Many people have trouble visualizing what 500 trucks a day would mean. I know I did. So over my school’s winter break I went to a landfill in Pennsylvania that receives New York City’s garbage. My onsite video report is below.
Needless to say the constant stream of truck traffic was noisy and the smell was horrendous. But unlike, the UES Marine Transfer Station that is being built, the Pennsylvania dump was not in a residential neighborhood. Rather, like every other transfer station in New York City, the Pennsylvania dump was located in an industrial area.
From a health and safety perspective, you could not site the East 91st Street Marine Transfer Station in a worse spot – unless perhaps it was in Central Park. As mentioned before, 400,000 children make the trip to Asphalt Green annually. Those 400,000 kids a year come from over 100 New York City schools – may in East Harlem and the Bronx, but also Queens and Brooklyn The garbage site will be built right up against a public park. Garbage will be unloaded from another public park, Carl Shurz. The only access to the Marine Transfer Station will be a block long ramp that will literally cut Asphalt Green in half passing between Asphalt green’s soccer field and an INFANT Playground. The Marine Transfer Station will vent directly into Asphalt Green’s existing air duct.
Children are especially vulnerable to the effects of diesel emissions and can lead to serious health conditions like asthma and allergies and can worsen heart and lung disease. 500 trucks a day idling or crossing a soccer field and infant playground is a recipe for long term disaster. Children already have a higher breathing rate than adults. Children running around and climbing on play structures breathing rate is even more elevated. With each breath a child takes he or she will be breathing in carcogenic substances. Just two (2) hours of exposure can lead to genetic changes in a child
The effects of the degradation of air quality on the children that play at Asphalt Green may not be known for year. We’re more likely to hear of the child who has been struck and killed by one of the 500 trucks turning in to enter the Marine Transfer Station facility. Studies show that there will be 100,000 truck – child interactions will result from building this facility at the entrance of the Asphal Green. Garbage trucks already strike down and kill more people per year in New York City than any other type of vehicle. Having 500 trucks enter a ramp, right where 100,000 children cross a street is a recipe for disaster.
How many children or their parents or grandparents running after them need to be hurt before the Mayor has his “Environmental Justice” ?
It is ironic that Stanley Isaacs whom the public housing buildings across the street from the 91st Street Marine Transfer Station are named for is most famous for fighting Robert Moses in 1956 when Mr. Moses ordered bulldozers to tear up a playground in Central Park to make room for a parking lot. Mr. Isaacs suggested to a frantic neighborhood mother that she rally together with local mothers and their baby carriages and demonstrate in front of the bulldozers. Rather than battle dozens of mothers and babies, Mr. Moses had to give in.
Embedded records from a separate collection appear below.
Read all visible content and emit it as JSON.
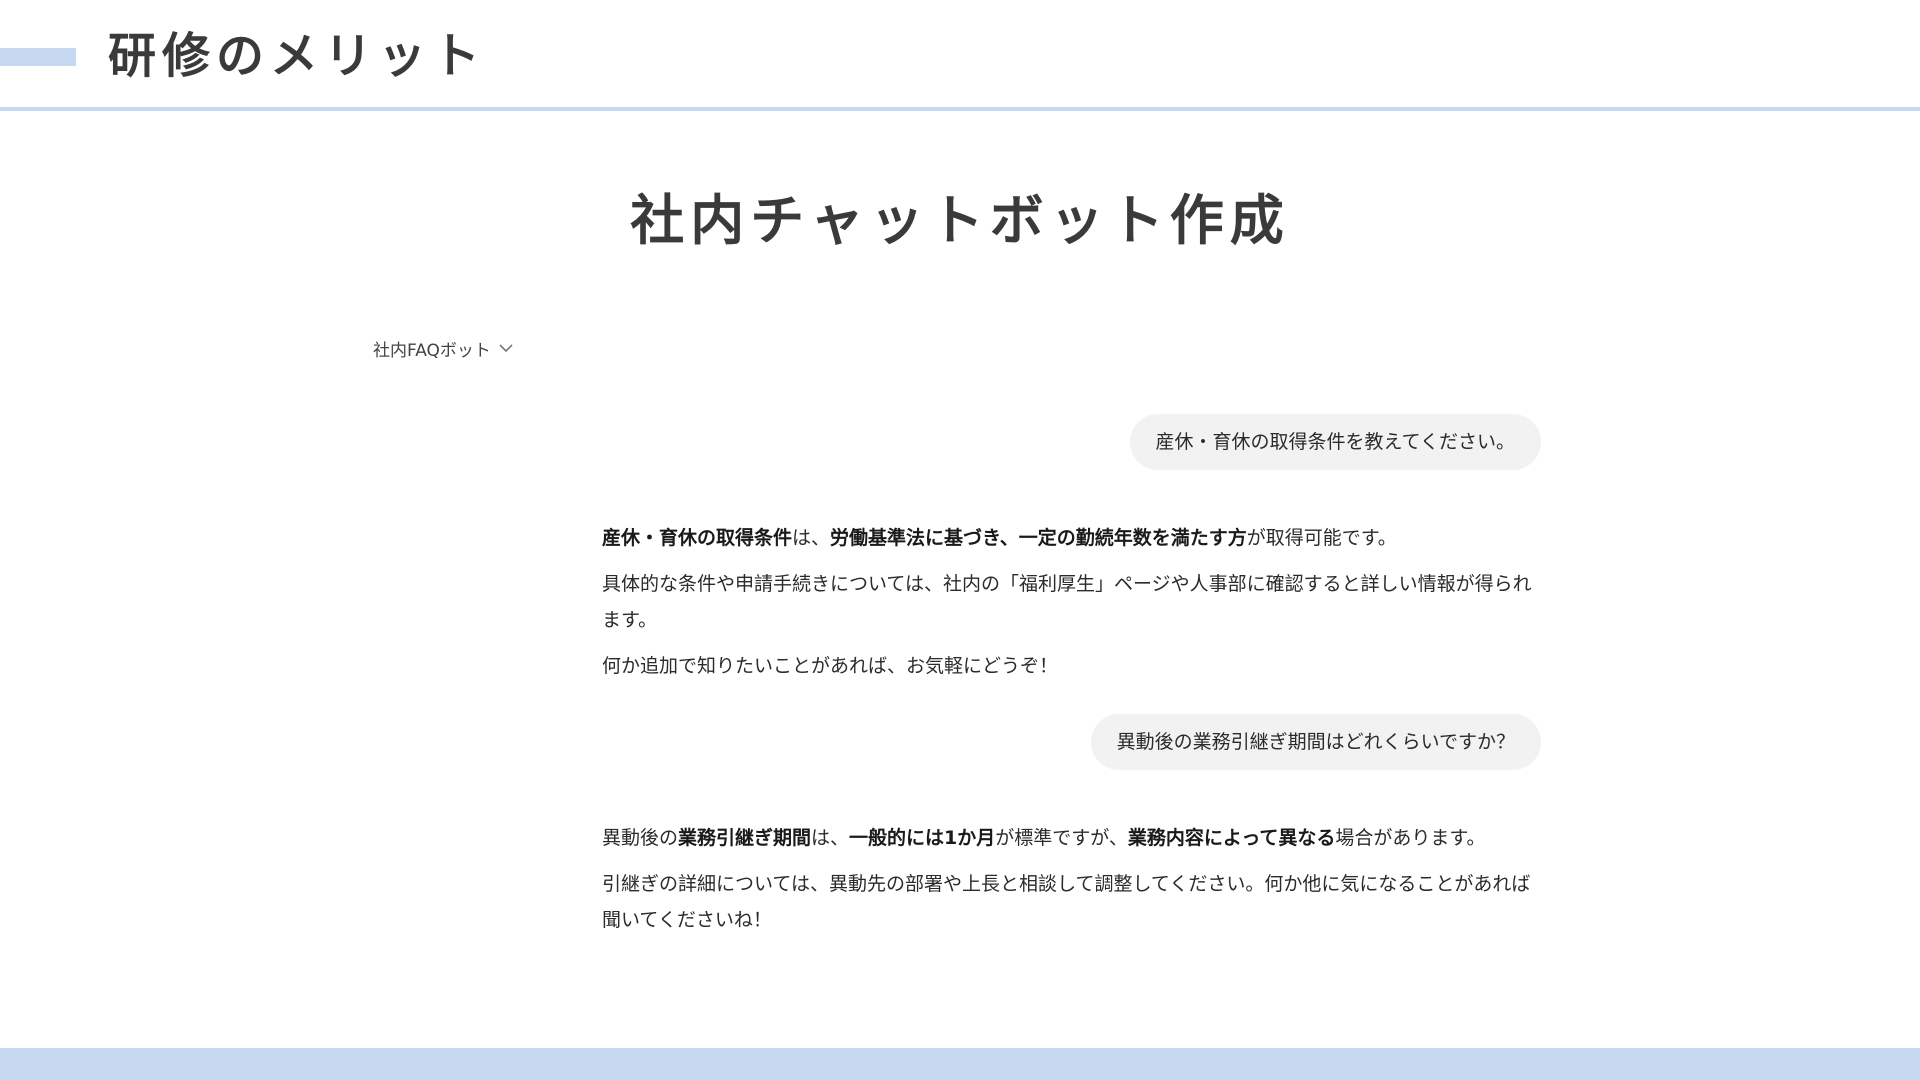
{
  "header": {
    "title": "研修のメリット"
  },
  "main": {
    "title": "社内チャットボット作成"
  },
  "bot_selector": {
    "label": "社内FAQボット",
    "icon": "chevron-down-icon"
  },
  "conversation": [
    {
      "role": "user",
      "text": "産休・育休の取得条件を教えてください。"
    },
    {
      "role": "bot",
      "line1": {
        "b1": "産休・育休の取得条件",
        "t1": "は、",
        "b2": "労働基準法に基づき、一定の勤続年数を満たす方",
        "t2": "が取得可能です。"
      },
      "line2": "具体的な条件や申請手続きについては、社内の「福利厚生」ページや人事部に確認すると詳しい情報が得られます。",
      "line3": "何か追加で知りたいことがあれば、お気軽にどうぞ！"
    },
    {
      "role": "user",
      "text": "異動後の業務引継ぎ期間はどれくらいですか？"
    },
    {
      "role": "bot",
      "line1": {
        "t0": "異動後の",
        "b1": "業務引継ぎ期間",
        "t1": "は、",
        "b2": "一般的には1か月",
        "t2": "が標準ですが、",
        "b3": "業務内容によって異なる",
        "t3": "場合があります。"
      },
      "line2": "引継ぎの詳細については、異動先の部署や上長と相談して調整してください。何か他に気になることがあれば聞いてくださいね！"
    }
  ],
  "colors": {
    "accent": "#c5d8f0",
    "bubble": "#f2f2f2",
    "text": "#2b2b2b",
    "heading": "#3a3a3a"
  }
}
Perhaps the solution is to honor Mr. Isaac’s name and turn the truck ramp into a skybridge and the dump into an extension of Asphalt Green. Let's save this park and not pave over it jut like Stanley Isaacs saved Central Park.
Let's honor Stanley Isaac's memory and do something really progressive. Let’s Build a Park and put an environmental center on it where today's kids can go to learn about recycling and the East River watershed which is making a comeback. Or a basketball court that can be used year round. Let's Build a Park, not a Dump! Now that would be Environmental Justice!
And with the money saved from building the dump let's fund the shortfall in Pre-K funding throughout the 5 boroughs. Now that would be truly Progressive!